WHAT IS BEING ASKED: For each line in the records that contains "Exception", make a copy.

STORED DATA:
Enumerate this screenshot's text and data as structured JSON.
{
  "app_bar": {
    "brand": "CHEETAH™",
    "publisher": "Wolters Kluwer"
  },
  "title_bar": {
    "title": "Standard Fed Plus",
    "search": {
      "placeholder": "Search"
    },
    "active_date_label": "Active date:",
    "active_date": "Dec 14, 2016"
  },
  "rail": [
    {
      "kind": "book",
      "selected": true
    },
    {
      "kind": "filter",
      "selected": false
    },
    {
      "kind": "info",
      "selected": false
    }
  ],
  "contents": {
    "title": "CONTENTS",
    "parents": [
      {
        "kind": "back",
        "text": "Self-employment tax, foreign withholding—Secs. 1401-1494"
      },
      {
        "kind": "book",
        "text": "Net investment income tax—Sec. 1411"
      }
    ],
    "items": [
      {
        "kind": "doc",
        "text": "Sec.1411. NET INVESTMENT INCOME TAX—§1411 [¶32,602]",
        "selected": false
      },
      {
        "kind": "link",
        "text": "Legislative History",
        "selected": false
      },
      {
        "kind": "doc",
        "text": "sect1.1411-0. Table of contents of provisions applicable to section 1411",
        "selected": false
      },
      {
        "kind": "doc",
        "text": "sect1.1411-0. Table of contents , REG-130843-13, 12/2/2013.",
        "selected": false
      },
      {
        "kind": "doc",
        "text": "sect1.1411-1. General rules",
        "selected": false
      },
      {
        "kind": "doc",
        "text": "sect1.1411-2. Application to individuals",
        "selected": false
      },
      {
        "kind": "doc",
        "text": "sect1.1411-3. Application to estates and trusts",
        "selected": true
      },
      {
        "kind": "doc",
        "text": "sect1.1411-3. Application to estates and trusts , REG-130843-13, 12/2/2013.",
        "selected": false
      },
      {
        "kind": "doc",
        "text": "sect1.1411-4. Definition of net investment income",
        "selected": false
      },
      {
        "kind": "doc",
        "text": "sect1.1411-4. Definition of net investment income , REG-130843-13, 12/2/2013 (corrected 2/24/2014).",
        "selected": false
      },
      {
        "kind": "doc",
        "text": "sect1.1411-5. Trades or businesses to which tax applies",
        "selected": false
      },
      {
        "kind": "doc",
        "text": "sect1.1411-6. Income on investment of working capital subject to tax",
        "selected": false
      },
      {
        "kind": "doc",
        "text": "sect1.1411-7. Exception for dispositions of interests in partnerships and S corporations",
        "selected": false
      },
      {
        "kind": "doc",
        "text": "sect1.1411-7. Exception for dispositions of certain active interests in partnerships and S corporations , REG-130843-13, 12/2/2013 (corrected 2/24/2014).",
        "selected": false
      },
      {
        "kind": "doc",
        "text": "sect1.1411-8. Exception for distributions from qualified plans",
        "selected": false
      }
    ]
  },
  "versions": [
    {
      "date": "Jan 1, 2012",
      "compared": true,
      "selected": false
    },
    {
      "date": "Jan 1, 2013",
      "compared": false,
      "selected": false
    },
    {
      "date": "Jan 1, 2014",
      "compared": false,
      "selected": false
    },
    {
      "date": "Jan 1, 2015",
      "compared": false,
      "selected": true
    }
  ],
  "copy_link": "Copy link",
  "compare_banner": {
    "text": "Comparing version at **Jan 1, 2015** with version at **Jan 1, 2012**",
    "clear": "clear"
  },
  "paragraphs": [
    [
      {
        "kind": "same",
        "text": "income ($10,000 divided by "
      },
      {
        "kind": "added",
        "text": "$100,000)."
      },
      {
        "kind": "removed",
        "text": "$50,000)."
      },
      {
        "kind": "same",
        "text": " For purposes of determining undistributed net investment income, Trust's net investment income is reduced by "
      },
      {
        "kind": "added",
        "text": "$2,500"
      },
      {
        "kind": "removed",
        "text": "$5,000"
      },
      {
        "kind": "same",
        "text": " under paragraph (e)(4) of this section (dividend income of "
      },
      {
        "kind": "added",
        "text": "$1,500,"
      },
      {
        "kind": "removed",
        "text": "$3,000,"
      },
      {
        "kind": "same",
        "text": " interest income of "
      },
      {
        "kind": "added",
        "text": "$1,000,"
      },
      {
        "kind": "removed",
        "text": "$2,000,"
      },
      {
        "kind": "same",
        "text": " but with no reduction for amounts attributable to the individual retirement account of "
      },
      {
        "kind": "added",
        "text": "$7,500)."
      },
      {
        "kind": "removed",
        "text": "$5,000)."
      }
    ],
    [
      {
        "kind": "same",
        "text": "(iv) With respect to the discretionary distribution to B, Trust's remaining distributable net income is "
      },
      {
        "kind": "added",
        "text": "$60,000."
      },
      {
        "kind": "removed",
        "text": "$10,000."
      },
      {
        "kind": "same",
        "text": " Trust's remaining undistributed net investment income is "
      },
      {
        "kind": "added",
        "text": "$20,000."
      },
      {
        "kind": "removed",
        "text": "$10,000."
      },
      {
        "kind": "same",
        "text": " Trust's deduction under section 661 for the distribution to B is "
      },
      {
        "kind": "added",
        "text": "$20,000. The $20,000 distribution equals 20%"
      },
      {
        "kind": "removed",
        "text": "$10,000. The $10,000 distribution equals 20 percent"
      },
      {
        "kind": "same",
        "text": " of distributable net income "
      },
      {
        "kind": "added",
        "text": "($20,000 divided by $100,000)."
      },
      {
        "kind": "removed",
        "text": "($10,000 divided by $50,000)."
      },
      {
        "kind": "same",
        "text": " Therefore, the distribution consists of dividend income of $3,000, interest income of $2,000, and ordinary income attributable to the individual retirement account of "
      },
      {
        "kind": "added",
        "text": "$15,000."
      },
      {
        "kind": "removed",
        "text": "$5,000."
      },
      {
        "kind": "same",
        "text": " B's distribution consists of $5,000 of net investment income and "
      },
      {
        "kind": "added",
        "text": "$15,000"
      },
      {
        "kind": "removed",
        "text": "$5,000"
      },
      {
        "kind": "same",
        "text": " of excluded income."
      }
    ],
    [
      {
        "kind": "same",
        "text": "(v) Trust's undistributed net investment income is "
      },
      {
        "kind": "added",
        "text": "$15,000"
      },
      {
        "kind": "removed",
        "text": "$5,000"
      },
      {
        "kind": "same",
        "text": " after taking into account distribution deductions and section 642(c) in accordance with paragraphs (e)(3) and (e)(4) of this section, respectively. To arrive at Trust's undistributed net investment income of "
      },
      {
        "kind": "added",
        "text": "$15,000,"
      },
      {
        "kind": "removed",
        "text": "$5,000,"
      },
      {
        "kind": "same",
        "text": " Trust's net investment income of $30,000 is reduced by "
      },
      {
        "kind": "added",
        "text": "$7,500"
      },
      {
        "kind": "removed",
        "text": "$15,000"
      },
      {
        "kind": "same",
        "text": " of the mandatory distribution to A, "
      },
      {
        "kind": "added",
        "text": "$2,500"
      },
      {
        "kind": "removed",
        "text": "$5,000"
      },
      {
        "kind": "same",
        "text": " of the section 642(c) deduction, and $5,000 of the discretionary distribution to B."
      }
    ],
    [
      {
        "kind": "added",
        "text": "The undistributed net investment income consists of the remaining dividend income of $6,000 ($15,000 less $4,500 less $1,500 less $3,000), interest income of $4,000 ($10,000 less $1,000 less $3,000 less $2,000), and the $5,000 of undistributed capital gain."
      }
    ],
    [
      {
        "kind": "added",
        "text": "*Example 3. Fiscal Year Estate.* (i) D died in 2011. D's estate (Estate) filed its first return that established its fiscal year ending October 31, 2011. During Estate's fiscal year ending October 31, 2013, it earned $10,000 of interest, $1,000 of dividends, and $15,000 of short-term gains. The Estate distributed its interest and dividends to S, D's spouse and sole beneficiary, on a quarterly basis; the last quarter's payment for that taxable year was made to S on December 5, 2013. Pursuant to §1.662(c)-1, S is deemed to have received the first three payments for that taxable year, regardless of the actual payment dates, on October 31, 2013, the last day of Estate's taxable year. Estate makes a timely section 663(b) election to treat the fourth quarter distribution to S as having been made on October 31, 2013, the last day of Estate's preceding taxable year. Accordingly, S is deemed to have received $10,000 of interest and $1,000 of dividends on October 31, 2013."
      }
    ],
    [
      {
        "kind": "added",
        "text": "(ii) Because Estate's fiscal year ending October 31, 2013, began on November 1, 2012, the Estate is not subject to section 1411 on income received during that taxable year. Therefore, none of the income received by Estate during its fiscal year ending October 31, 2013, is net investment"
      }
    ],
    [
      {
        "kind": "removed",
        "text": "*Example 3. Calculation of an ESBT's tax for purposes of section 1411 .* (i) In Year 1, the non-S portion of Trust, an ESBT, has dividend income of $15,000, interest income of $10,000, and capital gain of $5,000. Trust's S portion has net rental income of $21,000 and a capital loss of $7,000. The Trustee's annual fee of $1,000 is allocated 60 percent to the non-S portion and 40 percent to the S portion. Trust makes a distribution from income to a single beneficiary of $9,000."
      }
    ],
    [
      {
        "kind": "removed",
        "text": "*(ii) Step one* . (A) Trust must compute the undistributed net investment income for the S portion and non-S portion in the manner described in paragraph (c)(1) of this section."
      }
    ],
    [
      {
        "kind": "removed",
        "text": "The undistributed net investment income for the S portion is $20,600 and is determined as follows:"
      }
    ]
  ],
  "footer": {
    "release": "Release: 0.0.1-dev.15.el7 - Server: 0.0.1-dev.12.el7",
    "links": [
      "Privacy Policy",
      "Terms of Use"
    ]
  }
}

EXERCISE OUTPUT:
        "text": "sect1.1411-7. Exception for dispositions of interests in partnerships and S corporations",
        "text": "sect1.1411-7. Exception for dispositions of certain active interests in partnerships and S corporations , REG-130843-13, 12/2/2013 (corrected 2/24/2014).",
        "text": "sect1.1411-8. Exception for distributions from qualified plans",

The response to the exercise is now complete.